BEGIN PROVIDED RECORDS

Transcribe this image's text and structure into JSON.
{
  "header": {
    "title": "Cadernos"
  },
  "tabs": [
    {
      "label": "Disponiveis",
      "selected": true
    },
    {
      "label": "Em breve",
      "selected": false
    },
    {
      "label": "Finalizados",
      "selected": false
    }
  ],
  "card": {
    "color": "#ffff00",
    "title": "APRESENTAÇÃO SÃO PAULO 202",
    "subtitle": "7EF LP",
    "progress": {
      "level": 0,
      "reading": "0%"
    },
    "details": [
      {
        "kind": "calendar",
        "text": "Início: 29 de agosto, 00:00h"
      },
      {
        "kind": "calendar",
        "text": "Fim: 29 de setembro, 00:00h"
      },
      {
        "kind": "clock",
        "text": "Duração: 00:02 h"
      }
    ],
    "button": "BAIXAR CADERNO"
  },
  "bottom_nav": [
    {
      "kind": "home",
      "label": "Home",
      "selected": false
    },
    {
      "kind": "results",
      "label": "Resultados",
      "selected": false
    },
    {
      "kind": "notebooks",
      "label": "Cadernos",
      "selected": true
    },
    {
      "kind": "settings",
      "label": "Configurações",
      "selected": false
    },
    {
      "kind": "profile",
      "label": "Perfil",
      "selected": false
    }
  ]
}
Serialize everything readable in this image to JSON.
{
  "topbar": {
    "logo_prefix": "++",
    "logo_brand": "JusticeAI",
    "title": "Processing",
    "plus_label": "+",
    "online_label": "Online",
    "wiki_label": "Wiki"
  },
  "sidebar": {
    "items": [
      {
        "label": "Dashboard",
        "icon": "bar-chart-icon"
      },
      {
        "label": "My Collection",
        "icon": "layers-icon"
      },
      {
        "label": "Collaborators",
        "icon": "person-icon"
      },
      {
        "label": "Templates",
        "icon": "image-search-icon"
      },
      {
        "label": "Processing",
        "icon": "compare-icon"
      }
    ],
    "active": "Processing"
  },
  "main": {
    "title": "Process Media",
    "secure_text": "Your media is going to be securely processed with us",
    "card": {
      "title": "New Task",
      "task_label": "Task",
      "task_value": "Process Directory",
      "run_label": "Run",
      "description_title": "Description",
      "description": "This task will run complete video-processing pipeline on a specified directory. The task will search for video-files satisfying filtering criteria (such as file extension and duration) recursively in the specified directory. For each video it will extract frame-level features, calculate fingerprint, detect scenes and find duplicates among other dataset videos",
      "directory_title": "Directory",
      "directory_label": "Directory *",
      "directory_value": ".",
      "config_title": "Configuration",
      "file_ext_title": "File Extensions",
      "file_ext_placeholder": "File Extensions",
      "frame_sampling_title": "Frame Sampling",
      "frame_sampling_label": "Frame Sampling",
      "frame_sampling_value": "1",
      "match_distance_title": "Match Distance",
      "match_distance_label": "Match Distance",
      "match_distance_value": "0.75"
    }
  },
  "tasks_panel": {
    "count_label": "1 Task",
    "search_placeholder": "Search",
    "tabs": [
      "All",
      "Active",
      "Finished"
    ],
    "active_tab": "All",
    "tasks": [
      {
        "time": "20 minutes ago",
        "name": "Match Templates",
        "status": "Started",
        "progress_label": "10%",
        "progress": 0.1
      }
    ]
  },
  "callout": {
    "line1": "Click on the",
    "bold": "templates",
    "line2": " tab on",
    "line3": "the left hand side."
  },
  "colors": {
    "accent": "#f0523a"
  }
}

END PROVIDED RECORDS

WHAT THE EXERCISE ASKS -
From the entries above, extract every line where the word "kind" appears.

TASK RESULT -
        "kind": "calendar",
        "kind": "calendar",
        "kind": "clock",
      "kind": "home",
      "kind": "results",
      "kind": "notebooks",
      "kind": "settings",
      "kind": "profile",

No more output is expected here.